* **Problem statement**
The answer should be one number, the count of lines in the data with "this".

* **The data**
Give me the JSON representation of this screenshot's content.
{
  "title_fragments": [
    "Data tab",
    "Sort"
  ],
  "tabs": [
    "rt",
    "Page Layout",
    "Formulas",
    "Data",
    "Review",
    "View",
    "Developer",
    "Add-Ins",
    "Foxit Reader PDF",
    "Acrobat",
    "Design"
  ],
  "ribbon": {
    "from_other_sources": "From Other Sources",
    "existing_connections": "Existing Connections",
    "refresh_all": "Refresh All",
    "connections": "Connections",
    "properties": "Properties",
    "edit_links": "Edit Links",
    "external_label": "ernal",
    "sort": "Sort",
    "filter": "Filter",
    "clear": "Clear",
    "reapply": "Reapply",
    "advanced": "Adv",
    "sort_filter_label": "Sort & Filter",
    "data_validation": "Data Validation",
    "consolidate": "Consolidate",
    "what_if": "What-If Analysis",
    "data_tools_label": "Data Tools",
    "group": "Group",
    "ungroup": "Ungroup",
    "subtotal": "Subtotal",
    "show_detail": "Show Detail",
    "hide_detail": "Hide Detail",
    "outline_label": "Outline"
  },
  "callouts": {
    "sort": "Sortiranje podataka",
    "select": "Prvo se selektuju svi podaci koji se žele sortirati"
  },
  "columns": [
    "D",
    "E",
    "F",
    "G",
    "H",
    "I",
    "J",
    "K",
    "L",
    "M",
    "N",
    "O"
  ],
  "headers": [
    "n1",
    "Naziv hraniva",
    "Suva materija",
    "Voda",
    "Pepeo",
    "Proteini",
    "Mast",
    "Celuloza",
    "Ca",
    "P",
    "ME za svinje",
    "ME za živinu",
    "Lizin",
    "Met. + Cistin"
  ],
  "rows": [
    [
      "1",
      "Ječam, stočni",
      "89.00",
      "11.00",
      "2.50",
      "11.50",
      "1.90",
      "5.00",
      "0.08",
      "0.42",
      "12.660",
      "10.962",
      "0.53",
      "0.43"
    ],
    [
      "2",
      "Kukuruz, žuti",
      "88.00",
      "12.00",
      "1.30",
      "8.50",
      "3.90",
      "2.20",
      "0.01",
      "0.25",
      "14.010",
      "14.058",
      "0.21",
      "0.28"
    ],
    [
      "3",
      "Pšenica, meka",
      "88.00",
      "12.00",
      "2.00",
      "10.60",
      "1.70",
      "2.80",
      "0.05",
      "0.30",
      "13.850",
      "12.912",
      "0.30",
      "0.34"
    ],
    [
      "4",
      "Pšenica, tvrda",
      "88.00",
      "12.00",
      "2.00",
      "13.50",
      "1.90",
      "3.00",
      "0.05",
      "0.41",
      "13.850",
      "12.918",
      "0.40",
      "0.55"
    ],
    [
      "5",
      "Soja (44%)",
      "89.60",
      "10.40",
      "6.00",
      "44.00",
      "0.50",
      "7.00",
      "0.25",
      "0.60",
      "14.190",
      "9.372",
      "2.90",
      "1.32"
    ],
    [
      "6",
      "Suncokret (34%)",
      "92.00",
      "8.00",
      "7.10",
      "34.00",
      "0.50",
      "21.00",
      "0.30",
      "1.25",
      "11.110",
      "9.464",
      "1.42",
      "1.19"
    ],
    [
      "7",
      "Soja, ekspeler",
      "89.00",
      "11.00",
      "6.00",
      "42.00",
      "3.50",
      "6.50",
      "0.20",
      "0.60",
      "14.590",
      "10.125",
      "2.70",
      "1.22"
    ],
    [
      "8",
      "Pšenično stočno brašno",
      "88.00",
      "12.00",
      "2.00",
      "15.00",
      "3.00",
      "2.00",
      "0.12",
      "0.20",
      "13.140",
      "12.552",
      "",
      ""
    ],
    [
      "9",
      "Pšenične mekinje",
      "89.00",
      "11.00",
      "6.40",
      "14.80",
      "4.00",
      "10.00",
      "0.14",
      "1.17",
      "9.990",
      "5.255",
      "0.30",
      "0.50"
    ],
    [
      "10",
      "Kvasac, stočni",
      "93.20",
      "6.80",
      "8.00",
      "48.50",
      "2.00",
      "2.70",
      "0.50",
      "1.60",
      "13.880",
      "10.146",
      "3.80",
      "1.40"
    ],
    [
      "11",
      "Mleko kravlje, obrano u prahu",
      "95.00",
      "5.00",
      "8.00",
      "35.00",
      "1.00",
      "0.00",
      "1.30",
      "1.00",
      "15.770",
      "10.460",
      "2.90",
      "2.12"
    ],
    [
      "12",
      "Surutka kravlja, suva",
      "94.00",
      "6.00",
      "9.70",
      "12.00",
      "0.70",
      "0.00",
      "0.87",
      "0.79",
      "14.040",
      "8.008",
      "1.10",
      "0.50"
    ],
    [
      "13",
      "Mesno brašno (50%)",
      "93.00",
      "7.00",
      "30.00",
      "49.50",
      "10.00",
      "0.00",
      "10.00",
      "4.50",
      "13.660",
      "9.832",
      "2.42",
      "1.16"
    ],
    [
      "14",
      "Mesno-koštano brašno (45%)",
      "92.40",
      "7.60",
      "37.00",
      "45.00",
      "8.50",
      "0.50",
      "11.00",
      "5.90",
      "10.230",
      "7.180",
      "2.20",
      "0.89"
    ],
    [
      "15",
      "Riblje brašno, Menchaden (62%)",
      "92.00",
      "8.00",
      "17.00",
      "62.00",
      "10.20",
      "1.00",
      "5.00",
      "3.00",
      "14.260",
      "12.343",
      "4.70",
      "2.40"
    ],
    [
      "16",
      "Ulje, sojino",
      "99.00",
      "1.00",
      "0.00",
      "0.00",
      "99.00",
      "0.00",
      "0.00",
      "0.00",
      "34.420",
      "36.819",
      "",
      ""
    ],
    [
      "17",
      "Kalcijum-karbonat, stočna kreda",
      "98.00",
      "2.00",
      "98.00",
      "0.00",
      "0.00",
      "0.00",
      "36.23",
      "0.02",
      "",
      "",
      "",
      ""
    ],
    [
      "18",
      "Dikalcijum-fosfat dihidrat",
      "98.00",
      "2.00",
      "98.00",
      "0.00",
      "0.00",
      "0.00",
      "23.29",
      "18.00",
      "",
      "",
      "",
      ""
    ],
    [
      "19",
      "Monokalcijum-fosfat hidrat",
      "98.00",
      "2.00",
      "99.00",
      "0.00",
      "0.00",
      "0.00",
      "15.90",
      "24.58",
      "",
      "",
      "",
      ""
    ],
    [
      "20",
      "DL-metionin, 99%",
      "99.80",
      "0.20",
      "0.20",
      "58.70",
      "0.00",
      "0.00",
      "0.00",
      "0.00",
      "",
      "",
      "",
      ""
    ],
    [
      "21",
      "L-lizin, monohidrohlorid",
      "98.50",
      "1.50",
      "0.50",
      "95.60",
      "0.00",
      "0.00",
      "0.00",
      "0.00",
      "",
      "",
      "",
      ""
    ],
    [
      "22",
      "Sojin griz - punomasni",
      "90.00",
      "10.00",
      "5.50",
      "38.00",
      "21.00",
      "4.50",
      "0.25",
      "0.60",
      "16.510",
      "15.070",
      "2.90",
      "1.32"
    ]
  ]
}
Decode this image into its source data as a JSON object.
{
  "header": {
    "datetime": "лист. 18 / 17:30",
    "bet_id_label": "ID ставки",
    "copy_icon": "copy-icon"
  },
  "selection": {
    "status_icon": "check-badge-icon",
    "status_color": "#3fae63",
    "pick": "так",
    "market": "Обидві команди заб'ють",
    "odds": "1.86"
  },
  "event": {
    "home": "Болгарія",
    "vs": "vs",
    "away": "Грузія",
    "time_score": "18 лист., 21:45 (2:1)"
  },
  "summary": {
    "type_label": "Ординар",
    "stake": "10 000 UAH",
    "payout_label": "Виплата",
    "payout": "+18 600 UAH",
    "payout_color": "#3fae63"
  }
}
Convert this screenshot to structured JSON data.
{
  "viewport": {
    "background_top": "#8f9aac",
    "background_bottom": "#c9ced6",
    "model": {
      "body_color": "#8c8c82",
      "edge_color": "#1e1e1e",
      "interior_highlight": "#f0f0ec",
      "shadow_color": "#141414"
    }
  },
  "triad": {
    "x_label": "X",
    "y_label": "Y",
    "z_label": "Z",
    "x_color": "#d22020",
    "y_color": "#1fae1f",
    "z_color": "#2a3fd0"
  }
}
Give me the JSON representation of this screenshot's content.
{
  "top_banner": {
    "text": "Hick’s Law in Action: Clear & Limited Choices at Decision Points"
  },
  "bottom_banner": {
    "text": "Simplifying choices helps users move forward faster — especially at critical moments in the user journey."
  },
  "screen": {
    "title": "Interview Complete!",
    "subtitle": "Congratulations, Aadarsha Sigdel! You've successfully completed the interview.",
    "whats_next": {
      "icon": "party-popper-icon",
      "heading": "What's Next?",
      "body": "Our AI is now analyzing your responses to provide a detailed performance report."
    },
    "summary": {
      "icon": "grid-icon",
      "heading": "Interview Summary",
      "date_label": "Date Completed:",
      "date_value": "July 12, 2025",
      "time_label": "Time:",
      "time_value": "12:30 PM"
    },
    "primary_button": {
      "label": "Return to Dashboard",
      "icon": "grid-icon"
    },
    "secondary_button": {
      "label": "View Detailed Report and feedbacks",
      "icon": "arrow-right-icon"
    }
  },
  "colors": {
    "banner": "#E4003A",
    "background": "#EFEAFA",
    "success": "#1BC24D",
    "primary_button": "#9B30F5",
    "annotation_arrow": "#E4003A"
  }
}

* **Exercise output**
4